Work task:
Please write out each entry below exactly as given.

---- Provided records

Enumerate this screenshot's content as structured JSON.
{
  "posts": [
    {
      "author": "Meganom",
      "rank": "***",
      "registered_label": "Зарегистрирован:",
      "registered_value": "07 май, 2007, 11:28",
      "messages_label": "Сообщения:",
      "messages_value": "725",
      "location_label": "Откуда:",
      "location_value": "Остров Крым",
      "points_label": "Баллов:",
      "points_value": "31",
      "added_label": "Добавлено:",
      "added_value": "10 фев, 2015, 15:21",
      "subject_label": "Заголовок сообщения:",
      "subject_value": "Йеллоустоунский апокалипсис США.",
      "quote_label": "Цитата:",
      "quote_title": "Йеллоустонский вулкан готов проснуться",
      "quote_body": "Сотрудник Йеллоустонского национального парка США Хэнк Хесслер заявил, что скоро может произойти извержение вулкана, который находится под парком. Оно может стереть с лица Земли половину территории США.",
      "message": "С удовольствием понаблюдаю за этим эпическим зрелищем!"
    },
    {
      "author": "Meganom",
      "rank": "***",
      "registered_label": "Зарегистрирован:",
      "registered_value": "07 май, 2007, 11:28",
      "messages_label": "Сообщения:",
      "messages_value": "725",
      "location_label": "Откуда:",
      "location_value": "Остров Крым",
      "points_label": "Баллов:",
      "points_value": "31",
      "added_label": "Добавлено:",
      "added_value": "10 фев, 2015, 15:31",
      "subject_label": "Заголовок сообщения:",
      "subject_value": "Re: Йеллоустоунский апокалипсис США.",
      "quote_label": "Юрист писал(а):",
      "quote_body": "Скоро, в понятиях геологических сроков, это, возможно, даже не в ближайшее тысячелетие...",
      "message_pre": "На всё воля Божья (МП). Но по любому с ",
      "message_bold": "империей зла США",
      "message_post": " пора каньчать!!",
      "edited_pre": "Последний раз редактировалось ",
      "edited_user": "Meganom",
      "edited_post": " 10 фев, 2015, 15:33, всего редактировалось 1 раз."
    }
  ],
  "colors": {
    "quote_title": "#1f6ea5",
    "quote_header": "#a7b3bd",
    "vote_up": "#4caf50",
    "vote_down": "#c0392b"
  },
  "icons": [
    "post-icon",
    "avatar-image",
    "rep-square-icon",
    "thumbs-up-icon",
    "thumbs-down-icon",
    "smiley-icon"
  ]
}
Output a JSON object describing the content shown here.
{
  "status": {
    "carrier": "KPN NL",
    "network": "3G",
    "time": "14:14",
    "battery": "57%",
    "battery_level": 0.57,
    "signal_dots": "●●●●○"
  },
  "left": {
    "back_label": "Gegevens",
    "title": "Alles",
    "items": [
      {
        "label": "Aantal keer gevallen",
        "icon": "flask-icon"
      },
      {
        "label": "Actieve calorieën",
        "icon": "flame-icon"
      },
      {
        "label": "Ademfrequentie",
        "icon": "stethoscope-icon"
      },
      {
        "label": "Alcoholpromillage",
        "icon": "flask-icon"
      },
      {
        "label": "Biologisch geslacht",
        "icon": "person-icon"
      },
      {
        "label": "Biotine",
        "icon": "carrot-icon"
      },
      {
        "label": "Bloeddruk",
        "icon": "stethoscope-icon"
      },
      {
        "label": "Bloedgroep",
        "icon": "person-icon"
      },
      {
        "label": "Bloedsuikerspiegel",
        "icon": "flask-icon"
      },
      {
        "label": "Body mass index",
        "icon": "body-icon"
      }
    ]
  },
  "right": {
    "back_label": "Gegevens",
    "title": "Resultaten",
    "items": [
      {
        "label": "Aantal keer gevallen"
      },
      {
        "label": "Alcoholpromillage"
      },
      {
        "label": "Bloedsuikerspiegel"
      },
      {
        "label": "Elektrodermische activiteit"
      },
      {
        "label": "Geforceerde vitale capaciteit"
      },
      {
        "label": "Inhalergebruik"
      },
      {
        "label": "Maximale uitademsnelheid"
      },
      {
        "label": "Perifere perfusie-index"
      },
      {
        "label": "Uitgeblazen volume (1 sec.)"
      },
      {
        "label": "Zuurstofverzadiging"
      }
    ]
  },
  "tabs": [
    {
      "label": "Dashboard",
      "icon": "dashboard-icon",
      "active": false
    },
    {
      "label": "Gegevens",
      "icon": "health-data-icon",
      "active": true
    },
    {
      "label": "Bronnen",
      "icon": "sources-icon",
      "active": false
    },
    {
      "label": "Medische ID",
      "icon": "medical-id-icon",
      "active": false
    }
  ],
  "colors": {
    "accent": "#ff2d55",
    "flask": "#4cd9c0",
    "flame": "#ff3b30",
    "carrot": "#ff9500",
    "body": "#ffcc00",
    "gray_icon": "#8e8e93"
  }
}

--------

Your response:
Enumerate this screenshot's content as structured JSON.
{
  "posts": [
    {
      "author": "Meganom",
      "rank": "***",
      "registered_label": "Зарегистрирован:",
      "registered_value": "07 май, 2007, 11:28",
      "messages_label": "Сообщения:",
      "messages_value": "725",
      "location_label": "Откуда:",
      "location_value": "Остров Крым",
      "points_label": "Баллов:",
      "points_value": "31",
      "added_label": "Добавлено:",
      "added_value": "10 фев, 2015, 15:21",
      "subject_label": "Заголовок сообщения:",
      "subject_value": "Йеллоустоунский апокалипсис США.",
      "quote_label": "Цитата:",
      "quote_title": "Йеллоустонский вулкан готов проснуться",
      "quote_body": "Сотрудник Йеллоустонского национального парка США Хэнк Хесслер заявил, что скоро может произойти извержение вулкана, который находится под парком. Оно может стереть с лица Земли половину территории США.",
      "message": "С удовольствием понаблюдаю за этим эпическим зрелищем!"
    },
    {
      "author": "Meganom",
      "rank": "***",
      "registered_label": "Зарегистрирован:",
      "registered_value": "07 май, 2007, 11:28",
      "messages_label": "Сообщения:",
      "messages_value": "725",
      "location_label": "Откуда:",
      "location_value": "Остров Крым",
      "points_label": "Баллов:",
      "points_value": "31",
      "added_label": "Добавлено:",
      "added_value": "10 фев, 2015, 15:31",
      "subject_label": "Заголовок сообщения:",
      "subject_value": "Re: Йеллоустоунский апокалипсис США.",
      "quote_label": "Юрист писал(а):",
      "quote_body": "Скоро, в понятиях геологических сроков, это, возможно, даже не в ближайшее тысячелетие...",
      "message_pre": "На всё воля Божья (МП). Но по любому с ",
      "message_bold": "империей зла США",
      "message_post": " пора каньчать!!",
      "edited_pre": "Последний раз редактировалось ",
      "edited_user": "Meganom",
      "edited_post": " 10 фев, 2015, 15:33, всего редактировалось 1 раз."
    }
  ],
  "colors": {
    "quote_title": "#1f6ea5",
    "quote_header": "#a7b3bd",
    "vote_up": "#4caf50",
    "vote_down": "#c0392b"
  },
  "icons": [
    "post-icon",
    "avatar-image",
    "rep-square-icon",
    "thumbs-up-icon",
    "thumbs-down-icon",
    "smiley-icon"
  ]
}
Output a JSON object describing the content shown here.
{
  "status": {
    "carrier": "KPN NL",
    "network": "3G",
    "time": "14:14",
    "battery": "57%",
    "battery_level": 0.57,
    "signal_dots": "●●●●○"
  },
  "left": {
    "back_label": "Gegevens",
    "title": "Alles",
    "items": [
      {
        "label": "Aantal keer gevallen",
        "icon": "flask-icon"
      },
      {
        "label": "Actieve calorieën",
        "icon": "flame-icon"
      },
      {
        "label": "Ademfrequentie",
        "icon": "stethoscope-icon"
      },
      {
        "label": "Alcoholpromillage",
        "icon": "flask-icon"
      },
      {
        "label": "Biologisch geslacht",
        "icon": "person-icon"
      },
      {
        "label": "Biotine",
        "icon": "carrot-icon"
      },
      {
        "label": "Bloeddruk",
        "icon": "stethoscope-icon"
      },
      {
        "label": "Bloedgroep",
        "icon": "person-icon"
      },
      {
        "label": "Bloedsuikerspiegel",
        "icon": "flask-icon"
      },
      {
        "label": "Body mass index",
        "icon": "body-icon"
      }
    ]
  },
  "right": {
    "back_label": "Gegevens",
    "title": "Resultaten",
    "items": [
      {
        "label": "Aantal keer gevallen"
      },
      {
        "label": "Alcoholpromillage"
      },
      {
        "label": "Bloedsuikerspiegel"
      },
      {
        "label": "Elektrodermische activiteit"
      },
      {
        "label": "Geforceerde vitale capaciteit"
      },
      {
        "label": "Inhalergebruik"
      },
      {
        "label": "Maximale uitademsnelheid"
      },
      {
        "label": "Perifere perfusie-index"
      },
      {
        "label": "Uitgeblazen volume (1 sec.)"
      },
      {
        "label": "Zuurstofverzadiging"
      }
    ]
  },
  "tabs": [
    {
      "label": "Dashboard",
      "icon": "dashboard-icon",
      "active": false
    },
    {
      "label": "Gegevens",
      "icon": "health-data-icon",
      "active": true
    },
    {
      "label": "Bronnen",
      "icon": "sources-icon",
      "active": false
    },
    {
      "label": "Medische ID",
      "icon": "medical-id-icon",
      "active": false
    }
  ],
  "colors": {
    "accent": "#ff2d55",
    "flask": "#4cd9c0",
    "flame": "#ff3b30",
    "carrot": "#ff9500",
    "body": "#ffcc00",
    "gray_icon": "#8e8e93"
  }
}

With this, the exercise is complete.